How can you protect yourself from future cash crunches? Simple, by building some emergency savings.
Savings can come in a variety of formats, including retirement accounts, savings accounts, and brokerage funds. We are going to focus on the most basic forms of savings, the emergency fund. Specifically, we’ll talk about what an emergency fund is, what form it should take, and how much you need.
An emergency fund is money that you’ve saved up for unexpected expenses and is not set aside for anything other than emergencies. That means your kid’s college savings or the Christmas fund doesn’t count.
Emergencies can take a variety of forms, with common reasons including job loss, accidents and medical bills.
In general, you don’t want to dip into emergency funds for normal expenses except if you’ve experienced the loss of a job or an income reduction. You’ll never want to use the money to fund a vacation or other luxuries: this is something you should save for separately.
An emergency fund is intended to meet unexpected expenses without needing to rely on credit cards or other forms of debt. Instead, you can just write a check to cover the emergency and replenish the fund as soon as possible. Think of it as taking a loan from yourself and then paying yourself back interest-free!
What Does an Emergency Fund Look Like?
Emergency fund money should be in a different form than other savings types. We generally save for retirement by contributing to a 401(k), an IRA, or other investment account. Then, the money is invested in the stock and bond markets, etc. Income and appreciation on the assets are expected to grow over time to fund retirement (or another long-term goal).
Emergency fund money should be kept in low risk, liquid accounts. We recommend that cash be placed in a separate checking, savings, or money market account so it doesn’t mix with your everyday accounts.

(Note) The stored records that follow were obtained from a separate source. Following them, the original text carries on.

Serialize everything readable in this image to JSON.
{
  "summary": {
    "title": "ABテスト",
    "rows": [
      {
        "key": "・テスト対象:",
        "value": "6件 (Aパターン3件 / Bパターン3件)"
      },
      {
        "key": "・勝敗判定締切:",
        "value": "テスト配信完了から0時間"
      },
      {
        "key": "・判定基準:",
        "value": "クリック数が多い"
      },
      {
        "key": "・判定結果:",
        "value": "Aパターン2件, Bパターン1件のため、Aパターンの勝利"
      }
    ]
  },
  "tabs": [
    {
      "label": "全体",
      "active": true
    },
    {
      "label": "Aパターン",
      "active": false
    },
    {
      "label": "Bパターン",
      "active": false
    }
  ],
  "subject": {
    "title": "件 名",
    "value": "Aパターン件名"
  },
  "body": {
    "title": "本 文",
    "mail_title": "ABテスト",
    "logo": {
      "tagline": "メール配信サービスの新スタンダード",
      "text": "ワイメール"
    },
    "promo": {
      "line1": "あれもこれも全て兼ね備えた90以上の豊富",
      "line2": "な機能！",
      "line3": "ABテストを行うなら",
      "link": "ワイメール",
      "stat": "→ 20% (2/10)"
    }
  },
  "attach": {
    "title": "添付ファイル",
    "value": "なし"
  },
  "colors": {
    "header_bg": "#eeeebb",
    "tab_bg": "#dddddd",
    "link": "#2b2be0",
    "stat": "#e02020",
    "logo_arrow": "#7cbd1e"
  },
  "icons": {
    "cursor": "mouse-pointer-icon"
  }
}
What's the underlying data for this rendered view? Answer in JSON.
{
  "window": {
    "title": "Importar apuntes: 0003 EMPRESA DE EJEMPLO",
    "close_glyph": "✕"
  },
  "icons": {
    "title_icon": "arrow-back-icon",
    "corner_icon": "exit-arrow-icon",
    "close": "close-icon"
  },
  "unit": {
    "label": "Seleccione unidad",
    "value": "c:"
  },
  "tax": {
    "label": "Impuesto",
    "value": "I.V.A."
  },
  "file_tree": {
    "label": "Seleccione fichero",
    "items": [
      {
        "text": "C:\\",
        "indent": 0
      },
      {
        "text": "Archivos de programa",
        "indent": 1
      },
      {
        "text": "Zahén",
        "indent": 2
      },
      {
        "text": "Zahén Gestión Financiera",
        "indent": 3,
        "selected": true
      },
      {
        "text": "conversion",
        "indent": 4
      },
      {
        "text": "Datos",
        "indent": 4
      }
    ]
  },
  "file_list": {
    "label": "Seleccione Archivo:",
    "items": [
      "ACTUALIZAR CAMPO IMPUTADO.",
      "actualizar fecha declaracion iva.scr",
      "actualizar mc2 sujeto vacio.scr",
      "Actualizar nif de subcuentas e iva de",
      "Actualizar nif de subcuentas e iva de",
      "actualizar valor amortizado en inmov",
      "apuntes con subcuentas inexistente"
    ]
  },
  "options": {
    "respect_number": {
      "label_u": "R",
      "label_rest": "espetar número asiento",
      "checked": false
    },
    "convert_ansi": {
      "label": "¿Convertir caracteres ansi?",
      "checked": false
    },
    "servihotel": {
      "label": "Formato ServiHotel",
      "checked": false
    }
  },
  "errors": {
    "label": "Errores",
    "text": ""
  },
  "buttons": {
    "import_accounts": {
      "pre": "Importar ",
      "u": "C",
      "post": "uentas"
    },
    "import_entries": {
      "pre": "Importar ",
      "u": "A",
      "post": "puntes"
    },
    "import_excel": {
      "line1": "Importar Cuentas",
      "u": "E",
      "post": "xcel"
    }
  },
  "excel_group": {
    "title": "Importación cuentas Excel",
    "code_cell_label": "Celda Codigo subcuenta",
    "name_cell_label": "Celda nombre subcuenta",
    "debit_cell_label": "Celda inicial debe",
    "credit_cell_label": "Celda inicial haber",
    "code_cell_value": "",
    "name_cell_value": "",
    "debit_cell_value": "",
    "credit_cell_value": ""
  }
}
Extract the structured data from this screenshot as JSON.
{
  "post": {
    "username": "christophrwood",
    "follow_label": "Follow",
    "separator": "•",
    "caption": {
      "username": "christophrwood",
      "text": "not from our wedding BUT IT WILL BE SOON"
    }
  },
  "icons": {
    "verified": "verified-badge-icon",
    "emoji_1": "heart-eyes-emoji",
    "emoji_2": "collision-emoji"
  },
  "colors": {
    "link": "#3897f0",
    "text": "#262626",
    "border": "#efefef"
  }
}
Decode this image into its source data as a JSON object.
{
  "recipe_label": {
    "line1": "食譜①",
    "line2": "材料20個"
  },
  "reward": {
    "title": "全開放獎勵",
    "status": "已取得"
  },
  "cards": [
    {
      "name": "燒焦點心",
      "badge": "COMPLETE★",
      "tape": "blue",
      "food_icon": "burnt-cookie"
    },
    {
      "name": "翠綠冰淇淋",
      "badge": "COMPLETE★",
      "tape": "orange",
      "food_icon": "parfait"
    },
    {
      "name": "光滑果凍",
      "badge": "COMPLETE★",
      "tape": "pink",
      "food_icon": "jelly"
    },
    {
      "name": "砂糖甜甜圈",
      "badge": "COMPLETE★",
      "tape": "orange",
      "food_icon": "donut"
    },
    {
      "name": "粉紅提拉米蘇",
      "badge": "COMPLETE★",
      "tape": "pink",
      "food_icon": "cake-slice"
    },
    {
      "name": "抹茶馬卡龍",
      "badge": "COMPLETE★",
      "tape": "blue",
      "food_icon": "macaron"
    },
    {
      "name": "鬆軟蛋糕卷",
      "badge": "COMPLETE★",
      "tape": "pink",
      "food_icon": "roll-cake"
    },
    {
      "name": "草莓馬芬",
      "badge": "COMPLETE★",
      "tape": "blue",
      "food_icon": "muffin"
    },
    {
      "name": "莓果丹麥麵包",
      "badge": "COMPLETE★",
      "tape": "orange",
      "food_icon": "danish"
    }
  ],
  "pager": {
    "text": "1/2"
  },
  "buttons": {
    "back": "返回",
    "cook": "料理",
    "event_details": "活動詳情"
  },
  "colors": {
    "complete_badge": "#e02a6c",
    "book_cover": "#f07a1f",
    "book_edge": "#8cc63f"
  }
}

A wonderful choice is an online savings account. They usually come with higher interest rates, and the extra time it takes to transfer to your primary account can help limit impulse buying with your emergency fund.
How Much Do You Need?
Experts have different opinions and we’ll take a look at the various options. The amount needed depends on your level of expenses, number of dependents, different sources of income, and overall career security.
. Some industries are highly vulnerable to recessions, while others are not. For instance, look at the COVID pandemic. By far, the bulk of people who lost their jobs were in industries such as travel, tourism, hospitality, entertainment, and retail. The reason for this was simple: these industries involve gatherings of people, traveling from one place to another, or staying somewhere that isn’t home. During the shutdowns, people were generally not allowed to do these things, and the only retail or hospitality that could run were those deemed “essential.”
The above industries employment isn’t as stable, as any time there is a recession, these jobs go away first. Plus, since many are low-skilled, workers are a bit easier to replace. People in these industries are generally considered to have less stable employment, and with all other variables the same they need an emergency fund to cover the greatest amount of time without work.
For those in less stable employment situations, six months or more worth of expenses saved. This means the amount of money necessary to cover your basic expenses while you look for additional work.
Basic expenses should include housing, transportation, minimum payments on any debt you can’t put into deferment (think student loans), food and medicine, essential household items, and utilities including internet.
Don’t include the amount you spend on luxuries or non-essential expenses. This includes eating out, going to the movies, or going on vacation.
White collar and union jobs tend to fair a bit better during recessions, and are often viewed as stable career paths. This category includes lawyers, financial advisors, engineers, accountants, teachers, administrators, etc.
While there are sometimes significant job losses in these areas, they are rarely as severe as what people in the retail/hospitality service industries experience. Not only that, but high skilled workers tend to have an easier time finding new jobs.
In those with stable employment, experts agree that three months of expenses set aside are adequate. To be extra safe, you can always try for three months of salary rather than expenses.
Unemployment should help your emergency fund last longer, if you can get and keep it. Your considerations for what is essential should be the same as for a less stable job situation. Stick with the essentials plus unavoidable contingencies.
More Than One Income Source
Having more than one income in the household can help mitigate unexpected life events. If you have a partner, its more common for only one of you to be out of a job at any given time. You will only need to replace the income lost, not all of the household income.
In these cases, your emergency fund can be smaller. Having enough income from one of the sources can help with paying expenses. Furthermore, certain expenses like childcare and transportation can be reduced. If you have children and one of you is out of work, the out of work parent can provide childcare.
Having Too Much Cash
Having a nice emergency fund saved up feels good, because there’s cash available quickly when needed. No more tossing and turning at night every time some unexpected expense pops up, because you don’t know how to cover it.
However, having too much cash in your emergency fund can actually cost you money. Inflation will eat away at it over time. To avoid losing purchasing power, invest non-emergency savings in other places where it can grow in value.